This paper deals with three issues: numbers of Israelis, secular social characteristics of Israelis, and Jewishness of Israelis. With respect to the first and third of these issues, the findings presented here are greatly at variance with popular perceptions. There are many fewer Israelis than is usually estimated, and they are far more traditionally religious than is usually thought. Why the discrepancies between popular judgment and data-based estimates is itself an interesting question.

American Jewish estimators no doubt remember meeting Israelis more than they remember encountering local Jews. The purportedly ubiquitous Israeli taxi driver in New York turns out to be a myth (see Korazim and Freedman in this section). Those who exist are simply more likely to be remembered by their New York Jewish passengers. Israeli estimators make a moral point when they present their numbers. Those who do not succumb to the lure of the golden exile are morally superior. Their superiority grows with the growth in the number ofyordim.

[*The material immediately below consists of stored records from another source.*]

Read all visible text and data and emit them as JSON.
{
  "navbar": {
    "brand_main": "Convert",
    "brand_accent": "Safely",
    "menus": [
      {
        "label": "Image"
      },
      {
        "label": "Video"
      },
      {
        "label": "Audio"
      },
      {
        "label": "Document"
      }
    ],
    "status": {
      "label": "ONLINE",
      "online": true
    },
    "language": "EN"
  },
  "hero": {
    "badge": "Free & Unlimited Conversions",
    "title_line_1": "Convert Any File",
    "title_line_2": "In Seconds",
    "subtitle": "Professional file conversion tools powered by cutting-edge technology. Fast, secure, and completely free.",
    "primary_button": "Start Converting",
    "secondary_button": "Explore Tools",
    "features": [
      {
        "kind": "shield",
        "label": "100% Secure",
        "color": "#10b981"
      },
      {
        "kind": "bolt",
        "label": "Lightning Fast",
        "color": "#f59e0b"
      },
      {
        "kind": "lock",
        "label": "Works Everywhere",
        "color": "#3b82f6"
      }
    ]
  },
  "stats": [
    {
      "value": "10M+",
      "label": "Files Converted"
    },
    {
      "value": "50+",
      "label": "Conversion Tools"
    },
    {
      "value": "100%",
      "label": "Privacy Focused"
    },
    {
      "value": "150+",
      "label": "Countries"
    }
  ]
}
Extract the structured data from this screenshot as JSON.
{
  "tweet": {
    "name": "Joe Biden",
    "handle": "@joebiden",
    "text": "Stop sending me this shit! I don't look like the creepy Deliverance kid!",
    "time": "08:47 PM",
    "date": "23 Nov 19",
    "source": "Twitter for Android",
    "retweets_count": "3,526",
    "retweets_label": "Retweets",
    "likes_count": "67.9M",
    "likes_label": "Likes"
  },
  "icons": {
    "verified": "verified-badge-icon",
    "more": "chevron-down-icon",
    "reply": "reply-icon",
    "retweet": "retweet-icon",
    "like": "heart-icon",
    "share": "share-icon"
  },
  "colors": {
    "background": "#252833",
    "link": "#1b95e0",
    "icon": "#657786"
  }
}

On the question of Jewishness, here, too, I propose selective misperception. The Orthodox Israelis settle in Orthodox communities in New York. In many ways, Boro Park and B'nai Brak have more to do with one another than either has with its secular conationals. The Orthodox Israelis do not become part of the community of “uprooted” Israelis who seek ways of remaihing Israelis while yet abroad. The Orthodox Israelis, by virtue of their integration into the local Orthodox network, do not seek services and other resources from the larger Jewish community. Thus they remain invisible to the “secular” Jewish agencies and “secular” observers. The visible Israelis are the secular Israelis, but their number and proportion are both exaggerated.